Imagine living in a lovely house in a beautiful Texas suburb for just $16.00.
Well for one man this amazing bargain became a reality. Ken Robinson, a self proclaimed real estate guru, claimed a $340,000 McMansion, complete with granite countertops, top of the line appliances and even a billiards room for the price of just four Big Macs.
That's right, for just sixteen bucks, Robinson took over a 3,200 sq. ft home, complete with a pool, in suburb outside Dallas, TX.
So how's this possible?
After the previous owner walked away when the home went into foreclosure, Robinson swooped in and took advantage of a little known law dating back to the Wild West called "adverse possession," which is sometimes still used today to settle property disputes. Robinson says he legally could occupy the home after filing a one page affidavit at the county clerk's office. The filing cost: just $16.00.
But this didn't sit well with many of his neighbors.
"You just don't move into a home that you didn't pay for. Where are the morals, where are the values?" one of Robinson's next door neighbors told INSIDE EDITION's Paul Boyd.
Robinson agreed to discuss his unique living situation in an exclusive interview with Boyd.
"How did you [first] get inside?" asked Boyd.
"I had the locks changed," answered Robinson.
"Some people would call that breaking and entering," responded Boyd.
"Okay," said Robinson. He continued: "Whoever the home owner was walked away."
"But that doesn't, Ken, when someone walks away that doesn't make the property a jump ball and the first person to move in takes over," countered Boyd.
"I totally agree," said Robinson.
And a judge recently agreed too. Robinson was evicted from the home earlier this month after nearly eight months of free rent. And now local authorities have launched an investigation.
Tarrant County Constable Clint Burgess told Boyd that all the media attention surrounding Robinson's $16 house has sparked a squatting spree across the Dallas-Ft. Worth, TX area.
"It's definitely a scam," claimed Burgess.
Burgess says dozens of copy-cats have followed Robinson's lead and moved into seemingly abandoned homes in the area, including a sprawling $2.7 million mansion that was also briefly taken over for $16.00.
"He set up a website basically teaching people how to do it." For $150 you can buy his book. For $250 he'll sit down with you and teach you how to do it," explained Burgess.

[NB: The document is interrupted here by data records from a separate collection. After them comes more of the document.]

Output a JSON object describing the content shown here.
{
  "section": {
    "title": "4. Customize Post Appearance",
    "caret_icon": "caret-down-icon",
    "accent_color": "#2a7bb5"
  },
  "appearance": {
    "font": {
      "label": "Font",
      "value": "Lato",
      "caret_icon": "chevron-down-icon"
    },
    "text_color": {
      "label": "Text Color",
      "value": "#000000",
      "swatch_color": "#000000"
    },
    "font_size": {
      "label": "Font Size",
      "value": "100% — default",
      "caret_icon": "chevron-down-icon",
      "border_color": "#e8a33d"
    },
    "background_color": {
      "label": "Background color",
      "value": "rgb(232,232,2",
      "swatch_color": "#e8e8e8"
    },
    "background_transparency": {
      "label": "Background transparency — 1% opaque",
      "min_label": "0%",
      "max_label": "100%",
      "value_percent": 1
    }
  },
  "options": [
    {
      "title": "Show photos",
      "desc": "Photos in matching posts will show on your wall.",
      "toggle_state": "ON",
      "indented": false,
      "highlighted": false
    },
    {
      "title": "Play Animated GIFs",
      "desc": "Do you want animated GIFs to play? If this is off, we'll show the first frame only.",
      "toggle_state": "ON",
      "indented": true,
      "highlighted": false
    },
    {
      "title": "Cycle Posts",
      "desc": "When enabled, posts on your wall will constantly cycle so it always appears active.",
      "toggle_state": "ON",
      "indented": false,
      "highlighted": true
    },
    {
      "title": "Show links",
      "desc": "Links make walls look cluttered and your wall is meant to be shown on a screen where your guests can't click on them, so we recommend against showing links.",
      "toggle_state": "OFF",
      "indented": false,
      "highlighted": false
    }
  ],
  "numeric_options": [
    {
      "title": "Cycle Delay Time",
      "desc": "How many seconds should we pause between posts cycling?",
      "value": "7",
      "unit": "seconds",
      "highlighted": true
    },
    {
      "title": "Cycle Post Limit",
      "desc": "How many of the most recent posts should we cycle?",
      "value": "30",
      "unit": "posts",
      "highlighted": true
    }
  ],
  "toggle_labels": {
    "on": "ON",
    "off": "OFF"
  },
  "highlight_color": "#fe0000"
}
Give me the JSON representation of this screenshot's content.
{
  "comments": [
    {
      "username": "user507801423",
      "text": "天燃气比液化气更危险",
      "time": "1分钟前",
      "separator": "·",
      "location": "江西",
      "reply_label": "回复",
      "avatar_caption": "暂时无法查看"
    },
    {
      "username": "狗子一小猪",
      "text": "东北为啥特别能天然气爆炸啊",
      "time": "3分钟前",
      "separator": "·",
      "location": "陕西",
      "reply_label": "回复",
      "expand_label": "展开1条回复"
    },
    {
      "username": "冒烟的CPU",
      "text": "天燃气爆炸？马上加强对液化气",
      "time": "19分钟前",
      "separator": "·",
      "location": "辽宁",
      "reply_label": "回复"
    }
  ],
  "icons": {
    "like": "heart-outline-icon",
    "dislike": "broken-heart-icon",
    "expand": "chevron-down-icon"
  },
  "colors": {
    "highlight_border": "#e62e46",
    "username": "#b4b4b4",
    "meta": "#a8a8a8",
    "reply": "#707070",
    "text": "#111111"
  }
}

INSIDE EDITION purchased Robinson's e-book. In the book, Robinson offers guidance to would-be squatters on how to target abandoned homes and then "change the locks" and "post no trespassing signs."
Dallas attorney Patricia LaRue says that's exactly what happened to her client.
"It's a scam. It's purely a scam," said LaRue.
LaRue says she agreed to help Brenda Thorton pro bono after she told her she was victimized by squatters connected to Robinson. Thorton was struggling to make payments on a $175,000 home after her husband died, when she says squatters moved in and trashed the place.
"It's devastating. It's sad to see your house trashed," Thorton told Boyd.
The squatters ruined the white carpeting in Thorton's home with pink nail polish, permanently stained the kitchen floor and left behind all sorts of other junk. The squatters were later evicted and arrested for burglary and theft.
The owner of another home was away getting chemotherapy treatments when squatters broke in and took over the house. They looted the place and sold of thousands of dollars worth of furniture and valuables and threw out everything else, including a cherished wedding dress and even the ashes of the beloved family dog.
A different couple, who say they got advice from Robinson, were also arrested after they removed the dead bolt locks on another beautiful suburban home. They too, were eventually evicted and had to haul all their belongings to the curb. So far, at least eight people all allegedly connected to Robinson have been arrested and charged with burglary and theft after they took over seemingly vacant homes.
"Are you aware that eight people that you have been associated with were arrested for burglary in connection that you guided them thru it," Boyd asked Robinson.
"Yes, I'm aware of it" said Robinson
"How do you explain it," asked Boyd.
"I don't," said Robinson.
But then the interview suddenly came to a stand still when Constables showed up and gave Robinson a subpoena to testify before a grand jury about whether he taught people how to take over homes.
Robinson didn't feel much like talking after he was handed the subpoena.
"Did you have any relationship with these [squatters]," Boyd asked.
"No," said Robinson.
"You didn't guide them in any way," asked Boyd.
"We're done," said Robinson as he started walking towards his car.
Boyd continued: "You don't believe that you're giving people false hope they can move into a neighborhood like this and take over a home?"
"The media has, not me," said Robinson, who then took off his microphone and drove away.
And the neighbors couldn't be happier.
"I'm happy he's out of the neighborhood and I hope he stays out!" said a neighbor who lives across the street.
Robinson, who denies any wrong doing and has not been charged with any crime, is appealing the eviction on the home he once famously owned for just $16.00.